According to Chou, “Libraries are incredibly important in serving the entire community, and we need to help librarians with the challenging task of discovering new films for their collections. The power of a story and the moving image is limitless.”

Video Librarian entered the market in 1986 when founder, publisher, and editor Randy Pitman introduced a 10 page-newsletter providing a unique and necessary resource for the library community. Its mission was to become a singular video resource for librarians overseeing the building of video collections.

Now retiring, Pitman says, “I am thrilled that under the leadership of Allen Chou and guidance of new editor Vanessa Bethea, Video Librarian will make a welcome transition to Video Librarian Online, which promises to be a vital online resource for librarians, continuing to offer professional reviews of documentaries, independent films, and classic movies, but on a more timely basis, thanks to the immediacy of the web.”

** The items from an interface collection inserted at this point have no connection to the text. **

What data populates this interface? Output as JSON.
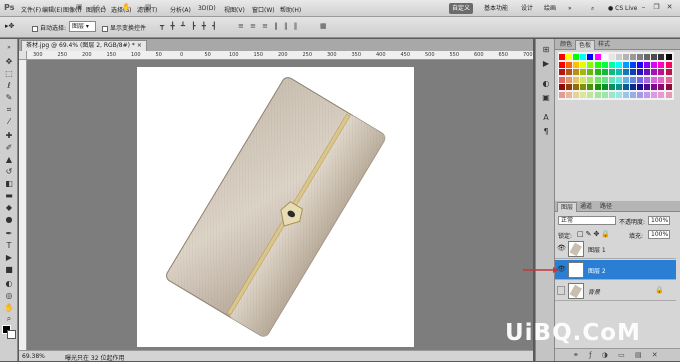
{
  "app": {
    "logo": "Ps"
  },
  "menubar": {
    "items": [
      "文件(F)",
      "编辑(E)",
      "图像(I)",
      "图层(L)",
      "选择(S)",
      "滤镜(T)",
      "分析(A)",
      "3D(D)",
      "视图(V)",
      "窗口(W)",
      "帮助(H)"
    ],
    "zoom_label": "66.4",
    "workspaces": [
      "自定义",
      "基本功能",
      "设计",
      "绘画"
    ],
    "active_workspace": "自定义",
    "cs_live": "CS Live"
  },
  "options": {
    "auto_select_label": "自动选择:",
    "auto_select_value": "图层",
    "show_transform_label": "显示变换控件"
  },
  "document": {
    "tab_title": "茶材.jpg @ 69.4% (图层 2, RGB/8#) *",
    "zoom": "69.38%",
    "status_info": "曝光只在 32 位起作用"
  },
  "ruler_ticks": [
    "300",
    "250",
    "200",
    "150",
    "100",
    "50",
    "0",
    "50",
    "100",
    "150",
    "200",
    "250",
    "300",
    "350",
    "400",
    "450",
    "500",
    "550",
    "600",
    "650",
    "700"
  ],
  "panels": {
    "top_tabs": [
      "颜色",
      "色板",
      "样式"
    ],
    "active_top_tab": "色板",
    "layer_tabs": [
      "图层",
      "通道",
      "路径"
    ],
    "active_layer_tab": "图层",
    "blend_mode": "正常",
    "opacity_label": "不透明度:",
    "opacity_value": "100%",
    "lock_label": "锁定:",
    "fill_label": "填充:",
    "fill_value": "100%",
    "layers": [
      {
        "name": "图层 1",
        "visible": true,
        "selected": false
      },
      {
        "name": "图层 2",
        "visible": true,
        "selected": true
      },
      {
        "name": "背景",
        "visible": false,
        "selected": false,
        "locked": true
      }
    ]
  },
  "watermark": "UiBQ.CoM",
  "colors": {
    "selection": "#2a7fd4",
    "arrow": "#c23a3a",
    "wallet_light": "#d4cabc",
    "wallet_dark": "#a39684",
    "trim": "#d9c58d"
  }
}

Written by staff, librarians, teachers, and film critics, Video Librarian Online continues the main mission of Video Librarian but with more enhanced services such as 75+ new film reviews each month, regularly updated news briefs, access to a searchable database of over 40,000 full-text video reviews, and a searchable database of nearly 1,000 video distributors.

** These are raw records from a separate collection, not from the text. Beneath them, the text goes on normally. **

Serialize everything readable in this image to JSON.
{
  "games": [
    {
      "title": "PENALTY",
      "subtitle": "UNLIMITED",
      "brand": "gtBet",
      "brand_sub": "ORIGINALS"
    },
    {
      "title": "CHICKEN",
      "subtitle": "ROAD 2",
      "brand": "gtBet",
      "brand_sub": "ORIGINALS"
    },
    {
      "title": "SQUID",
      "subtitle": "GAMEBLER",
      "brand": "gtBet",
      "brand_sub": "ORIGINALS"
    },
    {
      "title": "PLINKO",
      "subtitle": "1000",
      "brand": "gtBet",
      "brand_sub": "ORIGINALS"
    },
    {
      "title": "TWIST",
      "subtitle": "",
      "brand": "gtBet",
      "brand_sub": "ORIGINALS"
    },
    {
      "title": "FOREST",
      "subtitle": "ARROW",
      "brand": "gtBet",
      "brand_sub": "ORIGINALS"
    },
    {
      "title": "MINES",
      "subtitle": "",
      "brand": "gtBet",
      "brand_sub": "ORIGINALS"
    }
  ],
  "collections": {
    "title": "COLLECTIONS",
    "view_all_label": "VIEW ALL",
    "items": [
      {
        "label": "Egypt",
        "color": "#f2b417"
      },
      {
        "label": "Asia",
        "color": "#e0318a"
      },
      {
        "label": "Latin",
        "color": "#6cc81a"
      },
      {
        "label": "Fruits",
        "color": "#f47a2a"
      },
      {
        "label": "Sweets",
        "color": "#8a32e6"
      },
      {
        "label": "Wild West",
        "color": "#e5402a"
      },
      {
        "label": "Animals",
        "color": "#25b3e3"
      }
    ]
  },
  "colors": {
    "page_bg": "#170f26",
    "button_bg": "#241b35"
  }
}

What librarians have said about their experiences with Video Librarian:

“I have enjoyed the intelligence of Video Librarian’s reviews for many years. Some of the titles reviewed would not suit my library’s demographic, but I was glad to be aware of them. I purchased many quirkier, non-mainstream titles based on VL reviews and they have circulated well. My intent was to broaden horizons, offer different perspectives. The Video Librarian reviews are an invaluable resource for building a deeper collection.” Catherine Cooper, Lee-Whedon Memorial Library

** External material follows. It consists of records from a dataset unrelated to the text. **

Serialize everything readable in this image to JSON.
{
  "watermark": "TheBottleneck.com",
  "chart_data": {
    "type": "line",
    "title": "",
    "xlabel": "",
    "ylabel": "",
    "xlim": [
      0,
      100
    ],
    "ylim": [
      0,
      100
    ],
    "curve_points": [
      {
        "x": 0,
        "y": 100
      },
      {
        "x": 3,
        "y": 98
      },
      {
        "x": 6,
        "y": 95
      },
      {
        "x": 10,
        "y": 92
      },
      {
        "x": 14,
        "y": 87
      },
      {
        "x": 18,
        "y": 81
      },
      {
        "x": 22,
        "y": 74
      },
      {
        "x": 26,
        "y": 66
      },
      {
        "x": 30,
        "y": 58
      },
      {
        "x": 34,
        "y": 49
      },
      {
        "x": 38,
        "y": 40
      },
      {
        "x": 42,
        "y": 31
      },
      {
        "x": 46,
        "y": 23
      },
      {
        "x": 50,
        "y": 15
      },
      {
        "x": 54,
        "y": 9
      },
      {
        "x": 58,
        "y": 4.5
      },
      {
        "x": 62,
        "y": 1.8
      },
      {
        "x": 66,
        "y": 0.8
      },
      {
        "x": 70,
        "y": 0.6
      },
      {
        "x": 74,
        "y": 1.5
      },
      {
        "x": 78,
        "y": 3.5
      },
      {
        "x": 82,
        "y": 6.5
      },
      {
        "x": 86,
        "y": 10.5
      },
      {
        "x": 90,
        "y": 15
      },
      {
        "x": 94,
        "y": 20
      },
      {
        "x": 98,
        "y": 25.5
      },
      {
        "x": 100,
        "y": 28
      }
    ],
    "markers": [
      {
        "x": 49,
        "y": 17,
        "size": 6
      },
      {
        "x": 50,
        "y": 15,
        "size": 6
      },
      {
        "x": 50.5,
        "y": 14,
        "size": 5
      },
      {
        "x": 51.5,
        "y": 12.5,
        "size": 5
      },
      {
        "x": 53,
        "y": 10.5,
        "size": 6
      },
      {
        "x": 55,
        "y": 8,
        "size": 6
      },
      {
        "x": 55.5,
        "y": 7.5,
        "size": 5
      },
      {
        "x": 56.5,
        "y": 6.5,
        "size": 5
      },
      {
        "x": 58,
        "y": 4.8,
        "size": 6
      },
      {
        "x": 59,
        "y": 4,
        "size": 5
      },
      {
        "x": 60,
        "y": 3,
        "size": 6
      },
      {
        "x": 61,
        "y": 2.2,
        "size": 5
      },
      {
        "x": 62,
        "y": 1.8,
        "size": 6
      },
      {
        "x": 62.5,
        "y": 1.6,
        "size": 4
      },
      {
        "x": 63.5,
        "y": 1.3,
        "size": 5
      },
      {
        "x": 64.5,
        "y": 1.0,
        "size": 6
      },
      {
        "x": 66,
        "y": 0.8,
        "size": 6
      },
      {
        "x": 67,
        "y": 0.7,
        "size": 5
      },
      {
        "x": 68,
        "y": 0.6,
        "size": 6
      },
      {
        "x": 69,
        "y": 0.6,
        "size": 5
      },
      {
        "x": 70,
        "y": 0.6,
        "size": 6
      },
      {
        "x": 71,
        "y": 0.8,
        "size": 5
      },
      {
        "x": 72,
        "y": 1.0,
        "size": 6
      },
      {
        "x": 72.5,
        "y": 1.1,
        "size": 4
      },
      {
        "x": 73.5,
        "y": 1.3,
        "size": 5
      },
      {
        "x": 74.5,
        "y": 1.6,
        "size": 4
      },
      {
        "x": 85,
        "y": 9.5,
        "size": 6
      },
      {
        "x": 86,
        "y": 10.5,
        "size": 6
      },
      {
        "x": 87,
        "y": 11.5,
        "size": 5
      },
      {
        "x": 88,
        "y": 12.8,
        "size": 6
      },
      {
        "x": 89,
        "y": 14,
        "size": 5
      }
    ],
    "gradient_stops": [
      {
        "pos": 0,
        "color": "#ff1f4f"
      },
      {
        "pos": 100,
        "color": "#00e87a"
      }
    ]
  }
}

“Thanks for the great service Video Librarian has provided for so many years!!! Specifically, we use your compiled reviews for selection and when a non-print item is challenged by a customer. Your reviews give us professional input that is valuable.” Kendal Hopkins, Carroll County Public Library


“It is the only resource that I use to develop our video collection. I have come to depend on the brief reviews, audience categories, star ratings, and more. This resource is so good that I never feel the need to look for other places that give similar information.” Frank Bridges, Mount View Middle School & High School Library


“An invaluable resource, especially to those of us from small libraries with extremely limited shelf space and budget.” Cynthia R. Exterkamp, Wilton Manors Public Library, NY


About Allen Chou

Allen Chou is an expert in maximizing digital delivery and audience engagement strategies. Since 1997 Chou has been President and owner of Passion River Films, an independent film distribution company specializing in the release of films and documentaries to theaters, VOD, digital streaming, DVD, and libraries in public and academic markets. Allen manages a diverse catalog featuring Academy Award and Emmy-winning films and directors as well as films that have been recognized at festivals such as: Sundance, Berlinale, Cannes, SXSW, Toronto, Tribeca, Hot Docs and many other prestigious events. In 2005, he established a distribution partnership with Netflix, resulting in over 200 titles released on their site. Allen has also placed titles into accounts such as: Redbox, Whole Foods, Barnes & Noble, Best Buy, Walmart, Hulu, Amazon, iTunes, GooglePlay, FandangoNOW, HBO, Starz, PBS and more. In January 2020, he acquired Video Librarian. Chou was also adjunct faculty at New York University, teaching film marketing and distribution courses. He is a frequent speaker, moderator, and instructor on distribution and social media marketing at film festivals, industry conferences, and universities. Notable speaking engagements include Film Marketing in Academia at SXSW Film Festival and Professional Development sessions at the National Media Market library conference (company exhibitor & chair). Passion River Films is also a routine sponsor of VRT (Video Roundtable) and have frequently donated their films and set up events for the “Now Showing” series at the annual American Library Association conference.


Contact information:

Allen Chou, Owner 




Phone: 732-372-0300


Vanessa Bethea, Editor 



Phone: 732-372-0300